08 JAN 2018

Coming in to the real world


A lot of people don’t realise how vital patrons are to the performing arts. In many professional music contexts, ticket sales alone don’t cover the entire cost associated with putting on a performance. Such is the case with the Sydney Symphony Orchestra, whose patrons generously cover some of the shortfall.

One such patron is Mark Woods, who has supported Chris Haycroft, bassoonist in the 2017 SSO Fellowship program. The SSO Fellowship is a year-long apprenticeship program for young musicians looking to work full-time in the music industry for symphony orchestras such as the SSO. Last year I attended the Fellowship’s inspiring final concert and was lucky enough to speak to both Mark and Chris.

The SSO thanks patrons like Mark for their generous support by inviting them to attend rehearsals and masterclasses and giving them opportunities to interact with the musicians in the Fellowship, watching them grow through the experience.

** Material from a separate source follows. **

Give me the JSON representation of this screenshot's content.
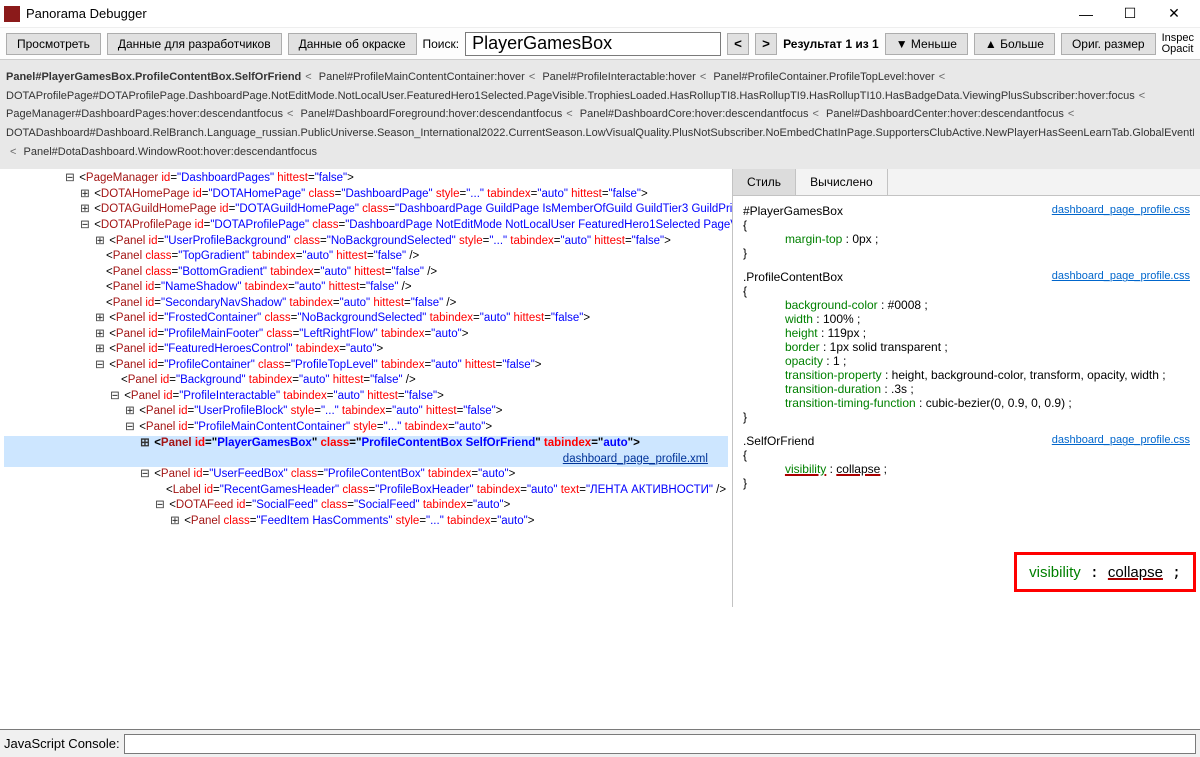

For Mark, the best part of the experience is seeing “young people going up to another level of skill, and so rapidly!”

“If you want [classical music] to continue in the world, you have to have patrons to keep it going! It would be a terrible craft to lose,” Mark says. “When you donate to the Fellows, it’s all going to the individual person. It’s not going down the drain!”

The Fellows are guaranteed a minimum of 40 calls playing alongside the permanent members of the SSO during the course of the year. Chris says this experience has been vital in his transition from student to professional.

“Coming into the ‘real world’ with the Sydney Symphony Orchestra, I’ve learnt so much just from sitting in the section with my colleagues, having to prepare pieces week by week to come into rehearsal and just go,” he says. “It’s a very different life playing professionally than it is playing as a student, and I’ve really learnt a lot from that.”

The symbiosis between patron and performer not only results in friendship, but translates to the performance stage as well. The Fellowship’s stunning display of talent and professionalism demonstrated in performance highlights the growth of the fellowship musicians as they prepare for life in the industry. This is made possible by the patronage of people like Mark, whose advice for young musicians considering applying for the Fellowship is: “jump at it, go for it.”

Mark’s contributions have allowed Chris the opportunity to progress his musical talents, setting a fine example for anyone wishing to assist the next generation of professional classical musicians.

Neil Baker was a Sydney Symphony Orchestra 2017 Young Ambassador. Read more about our Young Ambassador program.

Image credit: Tim Walsh

Coming in to the real world